Probably the greatest disconnect between what people thought would happen and what did happen in quite awhile. 49 out of the top 50 ranked players at CAPS to pick HAWK had green thumbs. Two questions: Did most of the highly-ranked players to throw green thumbs on the HAWK actually do due diligence or were they just following along? I briefly green-thumbed HAWK without doing due diligence but closed it for a small gain quickly and didn't return as I saw deteoriating finances. Secondly: Why is HAWK still selling for four bucks and change this morning? Rather odd reaction for a bankrupt company, right? [more]
Yes, believe it are not, there are stocks that I like along with the many I dislike. Some of these preferred stocks are even in China. Actions Semiconductor, with $208 million of cash to support its lofty (not) market cap of $170 million is one of those. Is the Actions Semiconductor business worth the -$38 million valuation the market has given it? I argue no in this article. [more]
Yongye chose an interesting fellow to cite as scientific evidence for their product's efficacy. Also, follow-up with the CFO. The article is here. [more]
The last post on CCME I started had 75+ comments and I think it is time for a new one for the sake of more rapid loading. [more]
Here's my take on iBio Inc. Stock is trading down more than 5% this morning. With 3 employees, no revenue, and a $175 million market cap, it has a lot farther to fall.
Here´s my article on Yongye. I don´t believe the company´s growth story (I think the company is quite real, but I doubt it is as large or successful as it claims). A lot of smart people do believe the story. If you own the stock, please do your own research and think about whether the story makes sense to you or not. I have never traded this stock and have no position now. As Citron says, ¨Cautious investing to all.¨ [more]
Let the lawsuits begin as the scandal winds down... I wish all of you stuck with this stock the best of luck in courts -- perhaps there's still something to recover? If you've been part of the victim class, please do join the lawsuits, they are our best hope of stamping out these violations of security law in the future, as the SEC is powerless to protect us. [more]

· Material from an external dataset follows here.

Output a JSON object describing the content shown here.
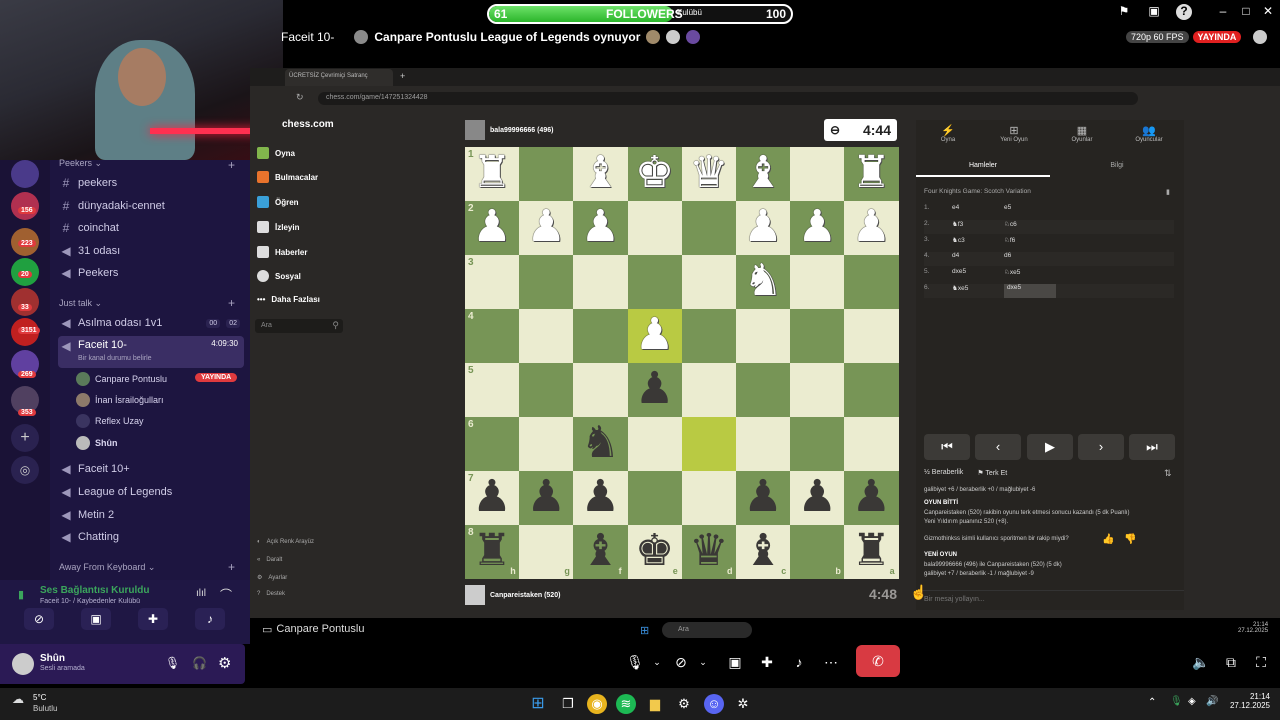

Interesting discussion going on over on another CAPS blog (http://caps.fool.com/Blogs/how-can-you-tell-a-company-is/534030) in the wake of the recent cratering Chinese phantom-company stocks. As CCME, CHBT, RINO, CVVT and others flutter toward zero, it's worth examining what we can and can't know as small investors. I am pretty useless when it comes to Chinese stocks, as I don't know any Mandarin or Cantonese, and their businesses are far too opaque to be understood without being their and speaking their language. I occasionally recommend Chinese stocks when I have some reason to believe they are somewhat credible (analyst coverage, news coverage in Western media, verifible deals with Western firms, etc.) However, in most cases, there simply isn't enough information for uninformed American dupes such as ourselves to figure out whether the company's are taking our investment dollars and buying luxury homes in California with them (Hello, RINO International). [more]
Yet another flakey China company gone bad. Too bad I closed my red thumb at a 20 point gain BEFORE the big crater today.